When a TV show becomes a pop-culture sensation, how does one chronicle its backstory?
If you’re John Ortved, you craft an oral history of the ground-breaking family of five and label it: The Simpsons: An Uncensored, Unauthorized History.
This book gives a detailed behind-the-scenes look at the creators of the TV show from its roots, as animated time-fillers on The Tracey Ullman Show to today, as a prime-time animated juggernaut. The show has been a ratings hit, won 23 Emmy awards, a Peabody award, named Time magazine’s best TV series of all time, has become the longest-running sitcom of all time, spawned a CD that cracked the Top Five of Billboard‘s charts and created a vocabulary that was added to the pop-culture lexicon. Is it any wonder the writers and producers would have some great stories to tell?
Unfortunately, many of the show’s primary contributors refused to participate for this book. While a few people collaborated with the author, the book focuses on conception and development of The Simpsons from the very beginning, as told by current and past employees (sometimes anonymously), in their own words as an oral history. Their quotations come from multiple sources throughout the years, detailing their work on the show. Author John Ortved has done a ton of research, building the framework of this book. Peeling away the layers, he has showcased the highs and lows of the most vaunted job in Hollywood: The Simpsons Writer’s Room!
The book details many milestones during the show’s evolution, including:
– Different people’s claims for bringing Groening onto The Tracey Ullman Show
– Hurt feelings when animation companies are changed
– FOX not sharing royalties with the writers
– James L. Brooks’ temperamental mood swings, putting the “fun” into The Simpson‘s dysfunctional family
A large portion of the book focuses on Sam Simon, the man responsible for assembling the legendary Simpsons writing room and extending the one-minute shorts into 30-minute episodes. He was a Hollywood genius, but was hard to work with, so he departed the series after its fourth season. Why does a showbiz genius have to be such a pain in the ass? The stories of Simon are incredibly intriguing and heartbreaking.
As The Simpsons become an overnight success story, another hot topic for debate was the fight for merchandising proceeds between the producers of The Tracey Ulman Show and James L. Brooks, which ultimately ended with hurt feelings and broken promises.
With the popularity of The Simpsons growing, Matt Groening received the majority of the show’s credit while the writer’s get almost none. This point is debated and disputed ad nauseum. The writers, and to some extent, the actors of the show both felt like they contributed more to The Simpsons‘ success than Matt Groening, who mostly acted as the face of the show.
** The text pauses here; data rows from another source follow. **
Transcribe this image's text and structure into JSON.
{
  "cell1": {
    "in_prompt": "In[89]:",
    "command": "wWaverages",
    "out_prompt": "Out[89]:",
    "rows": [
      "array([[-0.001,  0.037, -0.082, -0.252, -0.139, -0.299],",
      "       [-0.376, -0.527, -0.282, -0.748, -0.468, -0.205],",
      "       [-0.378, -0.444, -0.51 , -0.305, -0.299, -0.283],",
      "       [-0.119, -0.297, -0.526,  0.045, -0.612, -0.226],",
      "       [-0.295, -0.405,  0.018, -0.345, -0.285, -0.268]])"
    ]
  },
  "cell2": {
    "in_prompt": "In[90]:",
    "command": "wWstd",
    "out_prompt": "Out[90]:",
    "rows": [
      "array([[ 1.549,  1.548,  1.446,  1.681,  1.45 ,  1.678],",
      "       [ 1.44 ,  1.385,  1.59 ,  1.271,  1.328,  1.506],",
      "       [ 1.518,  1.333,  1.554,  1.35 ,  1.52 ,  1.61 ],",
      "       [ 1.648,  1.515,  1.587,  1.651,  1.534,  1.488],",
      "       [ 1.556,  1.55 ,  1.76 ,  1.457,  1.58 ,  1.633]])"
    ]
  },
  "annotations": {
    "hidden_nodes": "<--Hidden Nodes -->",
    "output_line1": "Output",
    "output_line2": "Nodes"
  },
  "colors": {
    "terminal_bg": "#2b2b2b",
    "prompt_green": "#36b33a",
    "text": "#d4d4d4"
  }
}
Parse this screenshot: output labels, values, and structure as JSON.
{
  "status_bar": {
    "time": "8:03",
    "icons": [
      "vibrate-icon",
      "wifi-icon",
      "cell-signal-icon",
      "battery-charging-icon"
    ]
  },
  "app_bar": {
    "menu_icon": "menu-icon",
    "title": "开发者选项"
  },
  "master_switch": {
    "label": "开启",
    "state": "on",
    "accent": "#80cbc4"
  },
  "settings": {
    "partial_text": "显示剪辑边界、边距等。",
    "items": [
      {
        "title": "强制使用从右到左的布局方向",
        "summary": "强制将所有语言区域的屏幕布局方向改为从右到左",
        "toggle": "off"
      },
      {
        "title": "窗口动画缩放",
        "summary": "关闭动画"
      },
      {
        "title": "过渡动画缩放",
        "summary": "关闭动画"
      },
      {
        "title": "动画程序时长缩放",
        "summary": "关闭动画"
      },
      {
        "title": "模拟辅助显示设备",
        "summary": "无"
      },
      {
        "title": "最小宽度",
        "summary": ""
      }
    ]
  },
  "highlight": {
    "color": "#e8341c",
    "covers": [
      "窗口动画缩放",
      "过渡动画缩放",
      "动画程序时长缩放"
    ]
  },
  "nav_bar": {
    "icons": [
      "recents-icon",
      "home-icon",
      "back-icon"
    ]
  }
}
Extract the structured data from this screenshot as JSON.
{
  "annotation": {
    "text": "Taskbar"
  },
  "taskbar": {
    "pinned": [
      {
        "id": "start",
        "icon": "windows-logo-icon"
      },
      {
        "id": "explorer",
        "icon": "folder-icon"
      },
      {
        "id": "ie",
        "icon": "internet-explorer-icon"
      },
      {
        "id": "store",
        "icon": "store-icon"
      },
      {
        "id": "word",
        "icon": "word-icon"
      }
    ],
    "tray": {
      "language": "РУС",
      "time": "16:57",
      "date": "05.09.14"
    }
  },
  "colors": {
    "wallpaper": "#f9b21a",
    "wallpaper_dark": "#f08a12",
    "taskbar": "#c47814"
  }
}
Generally, he’d swing by to listen to the actor’s table reads, but his main job was developing merchandise for the show (rarely turning down a company’s offer).
The latter chapters debate the actual “golden age” of The Simpsons and the author determines which years the show began to age.
Author John Ortved tries to give an oral history of The Simpsons, but along the way, editorializes quite a bit, giving his opinion. While this doesn’t bother me, sometimes I actually agree with him. Nevertheless, it removes the objective role of the narrator and becomes an op-ed piece.
Simpsons Showrunner and Writer Mike Reiss disputes the book’s authenticity and claims the book is mean-spirited in our MomoCon Interview.
This book is dense with internal conflicts — which is eye-opening to the Hollywood outsider — and can be difficult to absorb, at times. Occasionally, but not often, an outsider to The Simpsons will be quoted. For example, Jacob Burch, administrator of NoHomers.net, discussed the cease-and-desist letters from FOX demanding unlicensed images or sound files be removed from fan sites throughout the years.
In picking up this book, I wanted to learn a bit more about the dark underbelly of the FOX animation beast. Taking the good with the bad, somewhere in between lies this book. Even if it’s only used as entertainment value, this book is sometimes a chore to read. Nevertheless, some of the better stories of the writers could be crafted into a stand-alone blockbuster movie!
Definitely recommended for the die-hard Simpsons fanatic, as well as those interested in pop-culture history.
Strength: Great behind-the-scenes drama.
Weakness: Inserts opinion into the “oral history” aspect of the book.
WTF Moment: “Do the Bartman” was cowritten and coproduced by Michael Jackson!
– “He loves funny, because funny makes you live through the pain.”
– “How is this a kid’s show? It’s one of the most intelligent things on television.
– “Every writer’s assistant I’ve ever worked with has gotten a big TV writing job.”
– “As a person, he’s a little messed up, but maybe that’s because he’s a genius.”
– “Showrunners didn’t usually have families. There wasn’t any reason to go home.”
– “Any show I’ve ever worked on, it turns me into a monster. I go crazy; I hate myself.”
– “This concept of Matt as the creative driving force behind The Simpsons is just plain bullshit.”
– “Brooks and Groening make up only two-thirds of the holy trinity responsible for The Simpsons‘ genesis.”